mark bradford - biting the book - phillips london

 

WHEN THE HAMMER CAME DOWN at Phillips London, Mark Bradford’s “Biting the Book” sold for more than $3.8 million, a record for the Los Angeles-based artist. A large-scale, mixed-media painting created in 2013, it was featured in Bradford’s “Through the Darkest America by Truck and Tank” exhibition at London’s White Cube Gallery. The lot sold at Phillips Contemporary Art Evening sale on Feb. 12, 2015.

Composed of found media, including merchant posters from the Leimert Park neighborhood surrounding his studio, Bradford’s mixed-media collages are an exercise in social abstraction.

Inspired by the physical mapping of the U.S. highway system and its symbolism, “Biting the Book” is a layered collage of sky gray, juxtaposed with shots of arresting color. In a Phillips press release issued in advance of the auction, the painting was promoted as one of the “leading highlights” of the sale and described thus: “The surface is a huge and ravaged landscape, tired, attacked, bleached and scoured, but fluorescent hints of sub-tectonic vibrancy shine through: erasure results in new opportunities.”

The 2013-14 exhibition’s title, “Through the Darkest America by Truck and Tank,” is from a chapter in the memoir of Dwight D. Eisenhower, who got the idea to develop a nationwide highway network (with its military use top of mind) from Germany. Bradford discussed the concept behind the exhibiition in a conversation published in the coinciding catalog.

“…What is also interesting to me about freeways is that they always cut through poor neighborhoods. Poor people have a much more immediate relationship to freeways because they are usually in their backyards,” Bradford said. “A freeway is a class marker, depending on which side of the freeway you are on.”

“Poor people have a much more immediate relationship to freeways because they are usually in their backyards. A freeway is a class marker, depending on which side of the freeway you are on.” — Mark Bradford

Estimated to sell for $1.5 million to $2.3 million, “Biting the Book” far exceeded expectations, garnering $3,870,680, a record price for Bradford according to auction results, Iris Index and other auction sales tracking sources.

 

theaster gates - for race riots... - chrisite's
THEASTER GATES, “For Race Riots and Salon Gatherings,” 2011 (wood, glass and hoses, in six parts). | via Christie’s

 

OVER AT CHRISTIE’S LONDON, Theaster Gates posted a record sale during the Post-War and Contemporary Art Evening Auction. A six-part installation of framed objects created in 2011, “For Race Riots and Salon Gatherings” sold for $369,328 on Feb. 11, 2015.

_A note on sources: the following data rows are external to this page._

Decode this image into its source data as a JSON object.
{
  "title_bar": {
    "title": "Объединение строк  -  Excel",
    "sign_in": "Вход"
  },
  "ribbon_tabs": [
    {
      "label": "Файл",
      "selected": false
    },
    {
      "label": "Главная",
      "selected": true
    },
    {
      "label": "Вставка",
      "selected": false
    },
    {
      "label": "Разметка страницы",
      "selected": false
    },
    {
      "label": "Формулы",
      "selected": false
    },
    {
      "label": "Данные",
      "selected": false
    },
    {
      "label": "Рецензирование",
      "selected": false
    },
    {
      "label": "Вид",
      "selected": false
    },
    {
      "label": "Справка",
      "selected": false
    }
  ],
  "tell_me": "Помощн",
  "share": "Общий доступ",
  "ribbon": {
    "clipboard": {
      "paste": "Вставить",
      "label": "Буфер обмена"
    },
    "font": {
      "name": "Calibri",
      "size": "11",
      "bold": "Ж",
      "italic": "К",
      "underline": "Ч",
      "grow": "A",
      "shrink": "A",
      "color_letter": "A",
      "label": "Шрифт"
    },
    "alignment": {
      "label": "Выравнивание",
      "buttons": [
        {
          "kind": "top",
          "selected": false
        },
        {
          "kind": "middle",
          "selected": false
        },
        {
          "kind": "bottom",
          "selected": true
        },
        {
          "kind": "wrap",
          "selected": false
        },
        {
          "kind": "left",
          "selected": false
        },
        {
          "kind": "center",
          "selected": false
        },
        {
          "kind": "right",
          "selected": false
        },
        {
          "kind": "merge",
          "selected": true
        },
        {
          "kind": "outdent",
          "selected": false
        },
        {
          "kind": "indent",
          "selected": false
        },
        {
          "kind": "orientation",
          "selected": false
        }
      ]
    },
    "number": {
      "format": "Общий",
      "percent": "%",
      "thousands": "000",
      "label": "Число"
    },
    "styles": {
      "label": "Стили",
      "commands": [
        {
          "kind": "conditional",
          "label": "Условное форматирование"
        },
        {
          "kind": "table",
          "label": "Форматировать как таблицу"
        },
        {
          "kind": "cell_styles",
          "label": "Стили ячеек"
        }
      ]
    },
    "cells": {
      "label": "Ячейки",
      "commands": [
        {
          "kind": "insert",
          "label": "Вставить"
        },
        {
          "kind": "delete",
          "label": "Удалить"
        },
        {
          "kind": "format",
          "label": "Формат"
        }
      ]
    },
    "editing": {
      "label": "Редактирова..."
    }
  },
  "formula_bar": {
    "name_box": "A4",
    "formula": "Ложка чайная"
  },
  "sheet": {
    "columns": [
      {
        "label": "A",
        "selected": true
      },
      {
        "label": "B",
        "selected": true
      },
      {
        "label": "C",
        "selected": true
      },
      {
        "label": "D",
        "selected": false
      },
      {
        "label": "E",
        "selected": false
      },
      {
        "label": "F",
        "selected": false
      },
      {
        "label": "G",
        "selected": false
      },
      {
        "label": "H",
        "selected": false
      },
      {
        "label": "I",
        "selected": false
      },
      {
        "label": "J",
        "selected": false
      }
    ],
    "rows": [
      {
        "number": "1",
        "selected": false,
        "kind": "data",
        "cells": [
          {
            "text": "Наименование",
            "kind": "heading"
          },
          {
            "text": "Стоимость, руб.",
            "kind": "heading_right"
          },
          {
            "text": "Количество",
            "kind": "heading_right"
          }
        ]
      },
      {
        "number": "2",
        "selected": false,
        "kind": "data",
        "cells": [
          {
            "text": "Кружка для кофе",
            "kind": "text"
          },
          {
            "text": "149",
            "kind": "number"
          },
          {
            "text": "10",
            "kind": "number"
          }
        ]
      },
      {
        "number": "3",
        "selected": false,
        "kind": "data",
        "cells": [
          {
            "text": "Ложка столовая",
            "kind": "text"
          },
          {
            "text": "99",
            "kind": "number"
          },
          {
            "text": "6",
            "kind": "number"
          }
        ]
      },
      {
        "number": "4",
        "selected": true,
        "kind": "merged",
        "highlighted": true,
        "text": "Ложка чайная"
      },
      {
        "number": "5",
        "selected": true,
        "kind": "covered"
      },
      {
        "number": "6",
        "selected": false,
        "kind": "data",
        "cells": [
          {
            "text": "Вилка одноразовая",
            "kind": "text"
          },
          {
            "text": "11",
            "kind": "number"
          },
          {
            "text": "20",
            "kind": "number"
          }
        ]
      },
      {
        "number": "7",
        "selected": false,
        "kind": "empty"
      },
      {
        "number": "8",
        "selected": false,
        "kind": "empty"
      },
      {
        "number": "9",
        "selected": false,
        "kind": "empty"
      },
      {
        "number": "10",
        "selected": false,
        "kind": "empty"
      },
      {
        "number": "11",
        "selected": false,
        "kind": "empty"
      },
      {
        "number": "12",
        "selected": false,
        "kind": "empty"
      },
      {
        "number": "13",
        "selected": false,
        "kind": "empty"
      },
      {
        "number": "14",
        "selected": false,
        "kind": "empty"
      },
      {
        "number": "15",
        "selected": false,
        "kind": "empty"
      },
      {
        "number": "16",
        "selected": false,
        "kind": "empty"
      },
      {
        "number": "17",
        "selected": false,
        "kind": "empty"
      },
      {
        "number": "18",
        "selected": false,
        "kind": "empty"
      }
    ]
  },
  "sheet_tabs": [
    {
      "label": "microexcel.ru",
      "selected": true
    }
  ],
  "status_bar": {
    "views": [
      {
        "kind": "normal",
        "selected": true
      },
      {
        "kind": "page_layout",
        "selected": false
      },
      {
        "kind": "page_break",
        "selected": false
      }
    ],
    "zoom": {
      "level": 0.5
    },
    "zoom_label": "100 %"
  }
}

A mixed-media installation artist-cum-urban planner, Gates is known for harvesting social symbolism in found objects. Here is how Christie’s described the artist’s record-setting lot: “In a series of wooden frames, made from old mouldings, mantle pieces and floor boards, various lengths of decommissioned fire hoses are coiled, folded and stacked behind panes of glass. Haunting vestiges of America’s past, they reference the hoses used to violently disband peaceful Civil Rights demonstrators in Birmingham, Alabama, in 1963.”

“For Race Riots and Salon Gatherings” was on view in “An Epitaph for Civil Rights” at the Museum of Contemporary Art, Los Angeles. The 2011-12 presentation was Gates’s first solo museum exhibition on the West Coast.

According to the Wall Street Journal, Jay Jopling, Gates’s London dealer, was the high bidder on the lot. Jopling is the founder of White Cube Gallery, which also represents Bradford.

On Feb. 13, the newspaper reported: “Christie’s on Wednesday set a record for Chicagoan Theaster Gates with his installation of wood, glass and hoses titled ‘For Race Riots and Salon Gatherings,’ which sold for $369,000. But the work sold well under its $533,000 high estimate and the buyer was Mr. Gates’s dealer, Jay Jopling, widely known in the art world for propping up the secondary markets of his artists.”

The Wall Street Journal said that Jopling had no comment regarding the transaction. CT

 

TOP IMAGE: MARK BRADFORD, “Biting the Book,” 2013 (mixed media). | via Phillips